About the only real performance-related feature (besides, arguably, the skid plate) is Bilstein shock absorbers that may help when you're off road (spring having refused to arrive here, I didn't take the Tacoma off road so I wouldn't end up in a ditch again!) but which on the road don't change the truck's road feel from being very - surprise, surprise! - truck like. This means you bounce all over the place, but such is the nature of the trucking beast.
All Tacomas come with a limited slip differential that helps ensure the equal distribution of torque between the rear wheels, which comes in handy when one or more tires lose traction.
The standard Tacoma engine is a 2.7 liter, DOHC, 16 valve four cylinder with intelligent Variable Valve Timing (VVT-i), Sequential Multiport Electronic Fuel Injection, etc. It puts out 159 horses @ 5,200 rpm and 180 lb.-ft. of torque @ 3,800 rpm, which is probably enough if you aren't hauling or towing heavy stuff up and down mountainsides all the time. Fortunately, Toyota Canada's sample came with the optional four liter six cylinder power plant that's rated at 236 horses @ 5,200 rpm and 266 lb.-ft. Of torque @ 4,000 rpm. Power and torque from the V6 are more than adequate.
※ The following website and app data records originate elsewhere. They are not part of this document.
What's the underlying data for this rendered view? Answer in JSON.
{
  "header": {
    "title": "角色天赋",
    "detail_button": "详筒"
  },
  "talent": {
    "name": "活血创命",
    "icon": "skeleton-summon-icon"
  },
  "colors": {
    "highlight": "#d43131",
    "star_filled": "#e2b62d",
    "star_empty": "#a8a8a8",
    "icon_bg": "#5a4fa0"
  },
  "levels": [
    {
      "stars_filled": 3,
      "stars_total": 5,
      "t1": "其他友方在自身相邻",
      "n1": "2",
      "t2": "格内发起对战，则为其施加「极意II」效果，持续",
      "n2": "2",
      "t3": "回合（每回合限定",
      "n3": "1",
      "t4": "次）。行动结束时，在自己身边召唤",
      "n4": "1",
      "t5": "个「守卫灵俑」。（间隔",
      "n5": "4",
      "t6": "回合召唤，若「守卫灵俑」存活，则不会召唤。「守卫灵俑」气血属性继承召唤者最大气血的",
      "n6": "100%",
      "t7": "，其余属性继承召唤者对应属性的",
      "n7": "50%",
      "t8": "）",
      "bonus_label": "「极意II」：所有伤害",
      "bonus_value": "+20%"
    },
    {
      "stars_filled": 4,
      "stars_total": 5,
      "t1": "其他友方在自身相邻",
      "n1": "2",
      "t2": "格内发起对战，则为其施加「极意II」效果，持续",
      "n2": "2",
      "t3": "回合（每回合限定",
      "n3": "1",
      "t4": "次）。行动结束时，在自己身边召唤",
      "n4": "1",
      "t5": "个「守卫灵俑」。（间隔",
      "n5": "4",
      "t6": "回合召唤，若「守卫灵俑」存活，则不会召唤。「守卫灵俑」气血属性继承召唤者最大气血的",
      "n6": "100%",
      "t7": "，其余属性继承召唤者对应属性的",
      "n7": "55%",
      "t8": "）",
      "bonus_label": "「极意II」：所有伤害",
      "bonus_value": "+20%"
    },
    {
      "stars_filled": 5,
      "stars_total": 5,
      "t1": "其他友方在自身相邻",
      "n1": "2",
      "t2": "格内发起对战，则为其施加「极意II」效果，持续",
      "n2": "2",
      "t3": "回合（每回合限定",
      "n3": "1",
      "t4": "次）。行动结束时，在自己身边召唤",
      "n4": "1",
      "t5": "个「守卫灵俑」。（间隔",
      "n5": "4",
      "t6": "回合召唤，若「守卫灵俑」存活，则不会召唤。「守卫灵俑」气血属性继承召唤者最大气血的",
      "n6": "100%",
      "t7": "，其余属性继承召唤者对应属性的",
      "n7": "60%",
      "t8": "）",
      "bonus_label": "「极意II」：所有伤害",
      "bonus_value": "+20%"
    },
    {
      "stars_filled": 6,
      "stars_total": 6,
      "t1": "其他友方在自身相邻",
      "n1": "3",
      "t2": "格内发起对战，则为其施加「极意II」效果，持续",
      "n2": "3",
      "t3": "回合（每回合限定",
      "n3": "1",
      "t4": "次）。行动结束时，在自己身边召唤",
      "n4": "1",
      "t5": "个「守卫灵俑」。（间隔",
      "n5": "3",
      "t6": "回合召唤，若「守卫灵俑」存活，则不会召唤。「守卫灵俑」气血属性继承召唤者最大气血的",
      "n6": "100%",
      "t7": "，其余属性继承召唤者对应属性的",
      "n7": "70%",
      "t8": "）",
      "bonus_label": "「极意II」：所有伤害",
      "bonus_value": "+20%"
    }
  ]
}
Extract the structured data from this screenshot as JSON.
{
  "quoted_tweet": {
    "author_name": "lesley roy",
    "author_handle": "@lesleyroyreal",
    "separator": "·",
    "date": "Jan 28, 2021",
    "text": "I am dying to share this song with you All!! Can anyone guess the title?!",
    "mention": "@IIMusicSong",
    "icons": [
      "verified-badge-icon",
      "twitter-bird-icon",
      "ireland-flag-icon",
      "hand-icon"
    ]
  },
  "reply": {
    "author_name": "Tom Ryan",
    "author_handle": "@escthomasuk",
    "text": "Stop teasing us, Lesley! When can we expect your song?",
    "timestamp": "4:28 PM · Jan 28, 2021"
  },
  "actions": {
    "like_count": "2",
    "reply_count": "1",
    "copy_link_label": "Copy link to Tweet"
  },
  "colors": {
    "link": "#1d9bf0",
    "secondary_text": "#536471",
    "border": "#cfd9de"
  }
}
Tacoma's suspension features an independent, double wishbone-style up front, with coil springs and a stabilizer bar, and that's good stuff even in a car. The rear end is supported by multi-leaf springs, which is great until they fall off during the autumn (just kidding) and as mentioned, the TRD package adds Bilstein shock absorbers to all four corners. Brakes are power-assisted discs up front, with drums on the rears, and of course you get the usual aids such as ABS, brake assist and electronic brake force distribution. Pedal feel and stopping power are fine for a pickup truck, as is the feel and performance of the power-assisted rack and pinion steering. That wheel tilts and telescopes, too, and features duplicate audio controls.
The double cab means you get four real doors and a full bench seat behind the front buckets, as opposed to the little jump seats of lesser versions, and there really is plenty of room considering the Tacoma is a dwarf compared to Toyota's big Tundra and its competitors.
The amenities won't make you forget this is a truck, either, but that said you can still get most of what you'd want these days, including Bluetooth, air conditioning, a backup camera, cup holders and a navigation system. The audio system of the sample was adequate.
The V6 TRD Tacoma's towing capacity is rated by Toyota at 6,500 pounds with the manual transmission and 6,400 with the automatic, which is certainly decent.
As mentioned above, the Toyota Tacoma starts at a base price of about $22,500 Canadian, and if you check off all the options and models, you can spend about forty grand. Alas, I'm not really a truck guy and so probably can't do them justice in my reviews but, that said, there's a reason Toyota has earned such a great reputation for its trucks.
And regardless of which model you choose and how much you spend, you'll be getting a heckuva capable truck which, though not redesigned substantially for 2014, brings Toyota's legendary quality and off-road prowess to your garage.
Copyright 2014 Jim Bray